Unfortunately, I cannot force students to use these resources but I can make it easy and relatively painless. I have a hunch that even some of those students who seem to insist that they will make it all the way through high school without ever once visiting the library may be enticed to use some of the library resources since technically they need not step foot inside the physical library space. (This is akin to sneaking pureed vegetables into children’s food by using the justification that “It’s good for them and they will never even know it.” Thank-you, Mom).

Weekend Website

9 Oct

There are so many websites that offer free services and only charge you for a portion of them. Survey Monkey is one of these – but the best part is that the entire website is incredibly useful without any purchase at all. On Survey Monkey you are able to create a survey, have students (or other participants) take the survey online and then the site collates the results for you. No muss, no fuss, and we all know that fewer papers are always a good thing. In the end, the website only charges if you want it to collate and present the results in a manner other than a simple bar graph (ex. as a pie chart, etc).

I created a simple survey for students to give me some information of their library use. It took me no time at all and I can simply send the link to some teachers and ask them to have their students fill it out. Easy peasy.

I never pictured myself as a cheerleader…

6 Oct

But here I am. I may as well have pompoms and a megaphone because I am the official head cheerleader for the reference section of the library. During the grade 8 orientation, there was an air of “Give me a R, give me an E, give me an F…” and so on and so forth.

While perusing the collection during the periods where class groups are not scheduled, I have been amazed by the quality of the reference materials. Unfortunately, I feel as if there is a stigma in the reference section. They are like the celebrities of the library: expensive, showy, and something that is outside the realm of daily life. They can only be accessed at certain times and usually with the assistance of the librarian as if it was a chaperoned meeting, only borrowed for an overnight rendezvous and costing 10 times more in overdue charges. They may as well be jewel-encrusted and placed in glass boxes.

However, in my new role as head reference cheerleader, I have been trying to break that stigma. With the grade 8 orientation and every class who has come into the library, I have constantly been referring them to books in the reference section (and to our online reference resources – but that is a topic for another time).

My personal favourite is the Encyclopedia series of World War 2. It has so many images and primary source documents that its richness is like an information bubblebath that you want to be completely immersed in and can easily lose all sense of time. Now I just have to get the students to relish it along with me….

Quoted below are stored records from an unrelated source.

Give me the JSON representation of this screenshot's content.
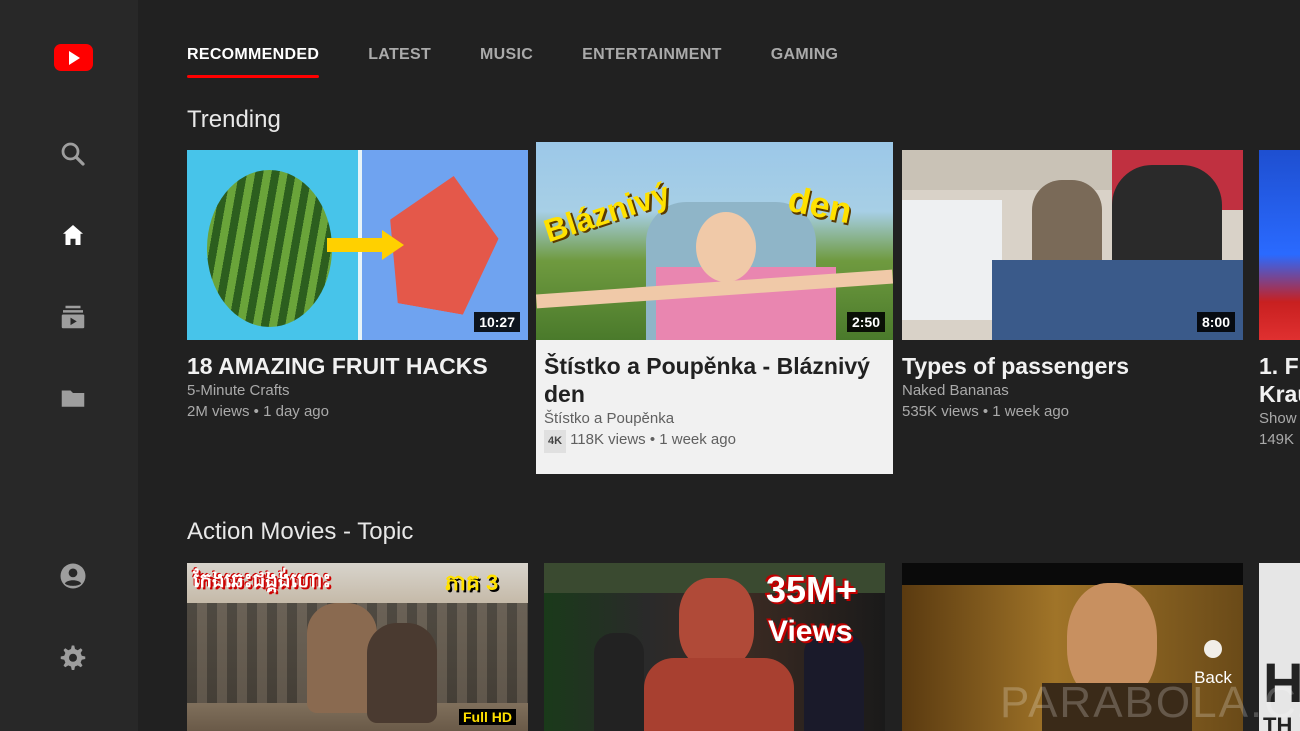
{
  "tabs": [
    "RECOMMENDED",
    "LATEST",
    "MUSIC",
    "ENTERTAINMENT",
    "GAMING"
  ],
  "shelves": [
    {
      "title": "Trending",
      "cards": [
        {
          "title": "18 AMAZING FRUIT HACKS",
          "channel": "5-Minute Crafts",
          "stats": "2M views • 1 day ago",
          "duration": "10:27"
        },
        {
          "title": "Štístko a Poupěnka - Bláznivý den",
          "channel": "Štístko a Poupěnka",
          "badge": "4K",
          "stats": "118K views • 1 week ago",
          "duration": "2:50",
          "thumb_text": [
            "Bláznivý",
            "den"
          ]
        },
        {
          "title": "Types of passengers",
          "channel": "Naked Bananas",
          "stats": "535K views • 1 week ago",
          "duration": "8:00"
        },
        {
          "title": "1. F",
          "title_line2": "Krau",
          "channel": "Show",
          "stats": "149K"
        }
      ]
    },
    {
      "title": "Action Movies - Topic",
      "cards": [
        {
          "thumb_text": [
            "កែងឆេះជង្គង់ហោះ",
            "ភាគ 3",
            "Full HD"
          ]
        },
        {
          "thumb_text": [
            "35M+",
            "Views"
          ]
        },
        {},
        {
          "thumb_text": [
            "H",
            "TH"
          ]
        }
      ]
    }
  ],
  "overlay": {
    "back_label": "Back",
    "watermark": "PARABOLA.CZ"
  },
  "icons": {
    "logo": "youtube-logo-icon",
    "search": "search-icon",
    "home": "home-icon",
    "subscriptions": "subscriptions-icon",
    "library": "folder-icon",
    "account": "account-icon",
    "settings": "gear-icon"
  },
  "colors": {
    "accent": "#ff0000",
    "background": "#212121",
    "sidebar": "#282828",
    "focus_card": "#f1f1f1"
  }
}
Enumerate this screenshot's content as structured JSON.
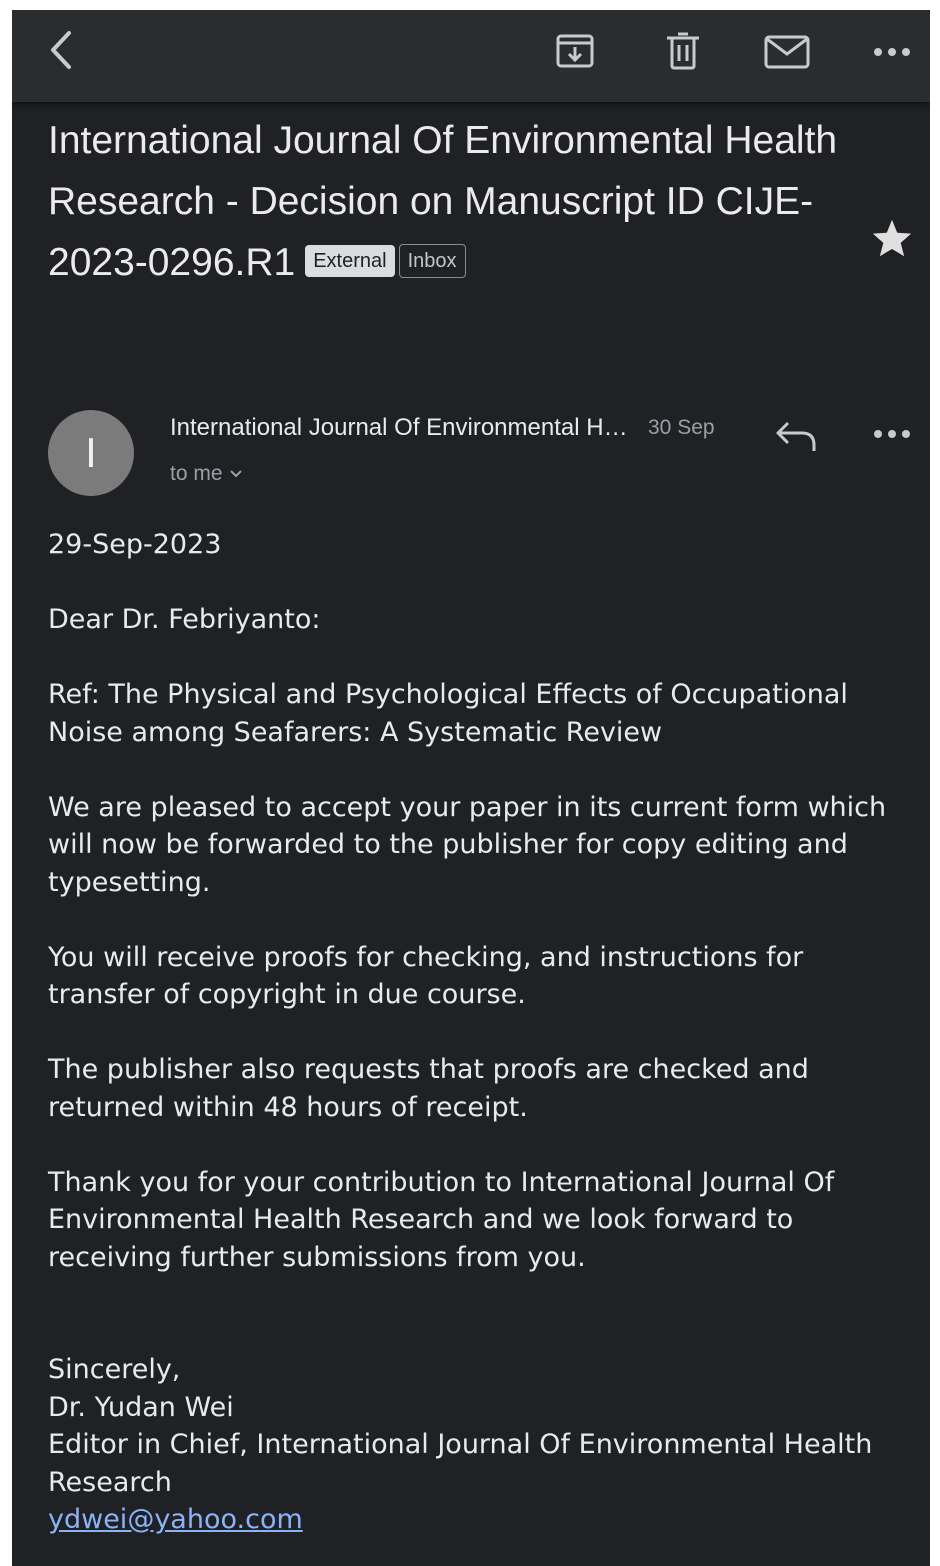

Goal #368: Get the students to use the reference resources on a consistent basis.

Goal #369: Have students cheer along with the head reference cheerleader.